Once the seeds were planted, I carefully watered them as dried out seeds will not germinate. This is something you need to plant when you are at home, not just before you go on holidays. It’s important for seeds to have good contact with the soil and moisture to help soften the seed coat. I also planted carrots this month. I want to be able to have a few carrots in the garden over the winter. The last week was warmer than usual so I tried shading my newly planted carrot seeds with burlap. I made sure to water the seeds in well and placed the burlap over top and moistened it. When I came back the next morning the soil underneath was still moist. By the end of the week the carrot seeds had germinated and I was able to remove the burlap. Many seeds don’t germinate easily in hot weather and benefit from a shade cloth to get them going.

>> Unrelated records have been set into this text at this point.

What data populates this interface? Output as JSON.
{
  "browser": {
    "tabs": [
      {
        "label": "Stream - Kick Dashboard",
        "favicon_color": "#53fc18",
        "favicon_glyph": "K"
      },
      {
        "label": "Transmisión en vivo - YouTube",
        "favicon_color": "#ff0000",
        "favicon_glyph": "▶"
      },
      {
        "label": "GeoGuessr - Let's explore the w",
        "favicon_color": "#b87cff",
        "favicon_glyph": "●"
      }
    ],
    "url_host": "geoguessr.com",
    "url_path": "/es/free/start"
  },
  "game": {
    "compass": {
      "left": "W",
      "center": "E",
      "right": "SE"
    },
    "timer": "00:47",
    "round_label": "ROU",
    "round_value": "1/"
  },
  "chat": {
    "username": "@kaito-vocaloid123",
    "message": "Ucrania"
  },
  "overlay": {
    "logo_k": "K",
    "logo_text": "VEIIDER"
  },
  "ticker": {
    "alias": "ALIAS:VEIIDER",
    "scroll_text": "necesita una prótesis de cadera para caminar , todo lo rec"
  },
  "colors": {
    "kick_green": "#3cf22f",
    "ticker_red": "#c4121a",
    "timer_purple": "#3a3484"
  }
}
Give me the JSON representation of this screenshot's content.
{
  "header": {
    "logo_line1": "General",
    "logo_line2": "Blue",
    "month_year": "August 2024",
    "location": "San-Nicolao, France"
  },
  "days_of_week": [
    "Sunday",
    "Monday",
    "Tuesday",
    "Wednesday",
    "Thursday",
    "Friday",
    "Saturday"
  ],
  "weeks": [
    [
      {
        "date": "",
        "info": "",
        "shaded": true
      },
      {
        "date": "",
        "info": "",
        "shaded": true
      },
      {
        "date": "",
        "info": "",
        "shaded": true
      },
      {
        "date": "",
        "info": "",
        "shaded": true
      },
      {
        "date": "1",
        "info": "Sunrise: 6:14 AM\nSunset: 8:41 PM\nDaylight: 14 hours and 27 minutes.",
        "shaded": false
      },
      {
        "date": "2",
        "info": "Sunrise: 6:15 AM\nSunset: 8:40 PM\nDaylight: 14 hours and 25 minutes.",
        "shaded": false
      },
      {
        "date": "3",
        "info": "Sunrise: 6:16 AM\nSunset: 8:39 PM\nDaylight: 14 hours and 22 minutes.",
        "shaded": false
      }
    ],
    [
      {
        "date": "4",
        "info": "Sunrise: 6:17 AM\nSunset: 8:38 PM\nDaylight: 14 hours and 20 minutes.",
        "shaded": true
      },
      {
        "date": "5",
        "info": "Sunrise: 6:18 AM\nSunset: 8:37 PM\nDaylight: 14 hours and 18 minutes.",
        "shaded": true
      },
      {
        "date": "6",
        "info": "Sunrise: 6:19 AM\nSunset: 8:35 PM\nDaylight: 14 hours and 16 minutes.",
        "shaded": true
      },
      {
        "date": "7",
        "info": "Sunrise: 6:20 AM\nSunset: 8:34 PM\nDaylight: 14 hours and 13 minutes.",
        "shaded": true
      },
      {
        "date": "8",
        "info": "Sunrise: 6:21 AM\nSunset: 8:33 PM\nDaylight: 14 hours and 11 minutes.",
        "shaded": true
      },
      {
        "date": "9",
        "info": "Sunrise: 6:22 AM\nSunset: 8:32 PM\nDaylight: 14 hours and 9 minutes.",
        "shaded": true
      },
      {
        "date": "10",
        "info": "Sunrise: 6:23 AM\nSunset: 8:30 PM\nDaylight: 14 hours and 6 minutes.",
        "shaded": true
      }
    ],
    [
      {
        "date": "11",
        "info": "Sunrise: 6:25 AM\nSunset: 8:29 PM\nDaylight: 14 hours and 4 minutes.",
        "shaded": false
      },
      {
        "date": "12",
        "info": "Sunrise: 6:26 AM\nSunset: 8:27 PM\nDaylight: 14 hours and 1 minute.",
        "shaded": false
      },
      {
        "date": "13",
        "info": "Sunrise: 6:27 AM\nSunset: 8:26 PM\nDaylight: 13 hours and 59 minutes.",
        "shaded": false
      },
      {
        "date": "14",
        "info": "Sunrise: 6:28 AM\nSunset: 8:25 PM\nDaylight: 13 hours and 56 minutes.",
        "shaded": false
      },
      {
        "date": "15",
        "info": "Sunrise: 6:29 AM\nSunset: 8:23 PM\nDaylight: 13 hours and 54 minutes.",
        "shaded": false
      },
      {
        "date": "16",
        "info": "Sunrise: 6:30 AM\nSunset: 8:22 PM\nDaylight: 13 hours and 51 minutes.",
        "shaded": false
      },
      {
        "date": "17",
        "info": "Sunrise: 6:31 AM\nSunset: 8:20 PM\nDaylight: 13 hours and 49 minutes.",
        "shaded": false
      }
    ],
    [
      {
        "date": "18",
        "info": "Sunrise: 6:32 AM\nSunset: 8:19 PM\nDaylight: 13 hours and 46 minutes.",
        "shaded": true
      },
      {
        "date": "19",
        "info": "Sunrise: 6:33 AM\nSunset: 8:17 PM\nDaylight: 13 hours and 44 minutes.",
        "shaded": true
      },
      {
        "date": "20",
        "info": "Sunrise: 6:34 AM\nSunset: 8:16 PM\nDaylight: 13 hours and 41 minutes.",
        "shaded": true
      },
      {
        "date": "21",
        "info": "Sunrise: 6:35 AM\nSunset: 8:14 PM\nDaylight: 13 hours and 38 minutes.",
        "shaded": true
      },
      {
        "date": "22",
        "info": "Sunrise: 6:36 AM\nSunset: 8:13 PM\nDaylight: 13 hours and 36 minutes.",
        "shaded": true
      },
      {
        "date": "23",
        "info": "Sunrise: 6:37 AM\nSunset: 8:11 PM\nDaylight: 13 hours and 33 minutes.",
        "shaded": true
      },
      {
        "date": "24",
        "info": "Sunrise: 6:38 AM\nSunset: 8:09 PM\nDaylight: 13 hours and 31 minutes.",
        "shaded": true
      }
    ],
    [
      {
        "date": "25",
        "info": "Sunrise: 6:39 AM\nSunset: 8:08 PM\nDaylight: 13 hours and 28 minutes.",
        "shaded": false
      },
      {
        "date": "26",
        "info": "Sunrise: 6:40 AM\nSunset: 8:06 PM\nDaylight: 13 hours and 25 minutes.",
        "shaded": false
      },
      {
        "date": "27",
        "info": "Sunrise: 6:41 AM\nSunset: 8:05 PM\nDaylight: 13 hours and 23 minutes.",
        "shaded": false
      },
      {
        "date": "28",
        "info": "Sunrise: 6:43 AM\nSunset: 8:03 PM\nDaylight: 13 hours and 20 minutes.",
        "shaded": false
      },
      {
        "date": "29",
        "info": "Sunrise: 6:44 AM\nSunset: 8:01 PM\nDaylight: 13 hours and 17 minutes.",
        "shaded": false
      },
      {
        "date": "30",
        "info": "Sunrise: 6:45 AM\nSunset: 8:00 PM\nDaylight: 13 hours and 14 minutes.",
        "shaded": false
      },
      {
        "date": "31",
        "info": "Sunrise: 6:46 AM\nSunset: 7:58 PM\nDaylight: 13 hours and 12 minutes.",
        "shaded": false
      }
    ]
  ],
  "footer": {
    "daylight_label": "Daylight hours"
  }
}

I look forward to harvesting turnips. They are so easy to grow. I will let them grow a bit before I do some thinning. Thinning is necessary if you accidentally plant too many seeds in one spot. You need to think about the final size of the vegetable you are growing. For example, I like to harvest turnips when they are about 1/12”-2” in size so I should have each plant that far apart for proper development of the turnip. If they are too crowded they may not grow properly. Did you know that the leaves of turnips are edible as well? The greens are best when picked young. Be sure to harvest turnip greens from your kitchen garden in the morning and cut them as you would lettuce as they are a ‘cut and come’ again leaf.
You will notice that most of the plants I sowed are all from the Brassica family. Growing them together makes crop rotation in the kitchen garden easier. The Brassica family of plants includes turnips, kale, cauliflower, cabbage, kohlrabi, broccoli and rutabaga. They also have the same pests. By planting them all together I can use a floating row cover to keep the cabbage moth from laying eggs on the plants. Floating row covers are great for pest prevention but they can make the garden warmer than it should be.
I harvested the onions and wasn’t sure what to plant in the empty raised bed. After another look at the planting list for July, I was delighted to see I could plant more Cosmos. While the blog was being created I supplied flowers for a wedding and made several bouquets. Cosmos are wonderful cut flowers.
I planted Cosmos ‘Rose Bon Bon’ and ‘Double Click’. Both Cosmos are double petalled in shades of pink and white. I will have cut flowers well into the fall. They germinated easily despite the warm temperatures and are now about an inch high. I also planted some Scabiosa which is up as well.
You are probably wondering why I keep planting. My motto is to never have bare soil. If you can grow more food, why not? After all, that’s why we built the kitchen garden.